In February last year, the Insurance Regulatory and Development Authority (Irda) said it was issuing a standard definition for 46 commonly used terms in health insurance, in respect of all policies issued by life and general insurers.
"Although health insurance is rapidly growing, access to it still remains limited and complaints, especially due to variable interpretations of key policy terms, are enormous," it explained. "All insurers shall adhere to the stipulated definitions, while defining these 46 core terms in all policies," it said.
However, policyholders' plights are far from over.
Take the case of Anand Kumar, whose wife had high fever for four days continuously. When it refused to subside, Kumar was advised a blood test and his wife showed symptoms of both malaria and typhoid.
The doctor advised admitting her to hospital, to control the fever at the earliest. The rest of the treatment could continue after she was discharged. Kumar agreed instantly.
Yet, when Kumar presented a claim against his health insurance policy, his insurer rejected it, saying its view was that hospitalisation wasn't required.
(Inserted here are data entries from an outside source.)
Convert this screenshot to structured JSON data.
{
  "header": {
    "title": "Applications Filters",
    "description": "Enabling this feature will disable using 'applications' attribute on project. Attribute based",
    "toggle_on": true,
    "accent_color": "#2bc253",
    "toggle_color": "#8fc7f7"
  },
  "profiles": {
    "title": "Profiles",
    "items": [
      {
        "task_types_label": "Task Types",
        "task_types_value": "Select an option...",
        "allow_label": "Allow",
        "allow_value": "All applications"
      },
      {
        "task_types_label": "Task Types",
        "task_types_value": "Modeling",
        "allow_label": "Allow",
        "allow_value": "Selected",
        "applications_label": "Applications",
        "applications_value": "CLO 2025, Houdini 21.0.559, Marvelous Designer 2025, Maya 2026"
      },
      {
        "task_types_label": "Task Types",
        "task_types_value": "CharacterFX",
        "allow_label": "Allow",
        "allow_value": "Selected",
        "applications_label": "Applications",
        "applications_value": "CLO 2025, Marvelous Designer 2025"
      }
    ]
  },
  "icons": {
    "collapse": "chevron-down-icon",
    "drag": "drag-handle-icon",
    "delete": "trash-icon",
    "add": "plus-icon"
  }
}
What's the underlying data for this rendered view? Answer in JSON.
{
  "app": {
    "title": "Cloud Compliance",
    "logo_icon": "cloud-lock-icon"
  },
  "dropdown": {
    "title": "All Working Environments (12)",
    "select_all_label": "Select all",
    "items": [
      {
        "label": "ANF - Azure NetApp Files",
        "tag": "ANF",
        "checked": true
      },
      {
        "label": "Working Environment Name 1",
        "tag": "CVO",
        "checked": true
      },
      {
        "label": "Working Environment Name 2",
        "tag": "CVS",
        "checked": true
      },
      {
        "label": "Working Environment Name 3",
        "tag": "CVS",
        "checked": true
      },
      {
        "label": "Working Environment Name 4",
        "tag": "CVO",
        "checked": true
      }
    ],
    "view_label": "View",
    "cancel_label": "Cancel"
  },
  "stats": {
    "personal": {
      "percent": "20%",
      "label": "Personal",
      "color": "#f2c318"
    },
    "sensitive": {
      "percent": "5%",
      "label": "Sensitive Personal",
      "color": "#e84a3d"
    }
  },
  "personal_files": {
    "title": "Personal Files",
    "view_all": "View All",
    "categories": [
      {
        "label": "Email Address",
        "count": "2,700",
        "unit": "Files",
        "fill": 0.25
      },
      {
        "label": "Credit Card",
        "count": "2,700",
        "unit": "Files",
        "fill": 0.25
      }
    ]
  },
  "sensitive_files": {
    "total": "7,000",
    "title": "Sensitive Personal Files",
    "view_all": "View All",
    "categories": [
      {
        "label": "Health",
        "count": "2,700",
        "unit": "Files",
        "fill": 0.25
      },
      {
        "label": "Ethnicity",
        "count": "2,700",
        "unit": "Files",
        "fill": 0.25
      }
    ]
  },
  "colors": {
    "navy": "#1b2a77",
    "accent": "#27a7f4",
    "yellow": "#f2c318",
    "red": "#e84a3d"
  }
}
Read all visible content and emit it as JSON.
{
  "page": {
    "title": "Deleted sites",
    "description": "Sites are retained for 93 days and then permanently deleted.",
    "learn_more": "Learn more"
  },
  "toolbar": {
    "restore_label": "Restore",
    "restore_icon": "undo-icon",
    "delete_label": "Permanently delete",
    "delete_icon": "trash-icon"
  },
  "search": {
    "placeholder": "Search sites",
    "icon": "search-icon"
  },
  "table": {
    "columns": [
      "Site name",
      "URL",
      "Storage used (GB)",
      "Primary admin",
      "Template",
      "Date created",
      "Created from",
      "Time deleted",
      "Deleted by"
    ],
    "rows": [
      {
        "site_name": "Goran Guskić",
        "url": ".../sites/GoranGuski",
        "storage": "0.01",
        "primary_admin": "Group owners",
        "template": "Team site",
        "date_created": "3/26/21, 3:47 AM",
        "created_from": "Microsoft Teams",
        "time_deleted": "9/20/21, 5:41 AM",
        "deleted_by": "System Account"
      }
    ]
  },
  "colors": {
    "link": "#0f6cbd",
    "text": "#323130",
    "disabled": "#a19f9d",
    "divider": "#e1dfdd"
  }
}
The health insurance contract excluded 'medical expenses where inpatient care is not warranted'. Text: Neha Pandey Deoras, Business Standard
Image courtesy: Reuters